Recorded data:

━━━━━━

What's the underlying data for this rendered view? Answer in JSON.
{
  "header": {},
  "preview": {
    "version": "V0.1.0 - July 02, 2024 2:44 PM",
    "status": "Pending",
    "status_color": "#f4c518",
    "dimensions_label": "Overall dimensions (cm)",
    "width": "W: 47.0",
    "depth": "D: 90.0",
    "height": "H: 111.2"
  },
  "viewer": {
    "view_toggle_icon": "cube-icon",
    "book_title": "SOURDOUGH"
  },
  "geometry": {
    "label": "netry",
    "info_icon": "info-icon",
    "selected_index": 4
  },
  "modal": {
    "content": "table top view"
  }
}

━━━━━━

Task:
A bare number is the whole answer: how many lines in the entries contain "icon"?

Solved exercise:
2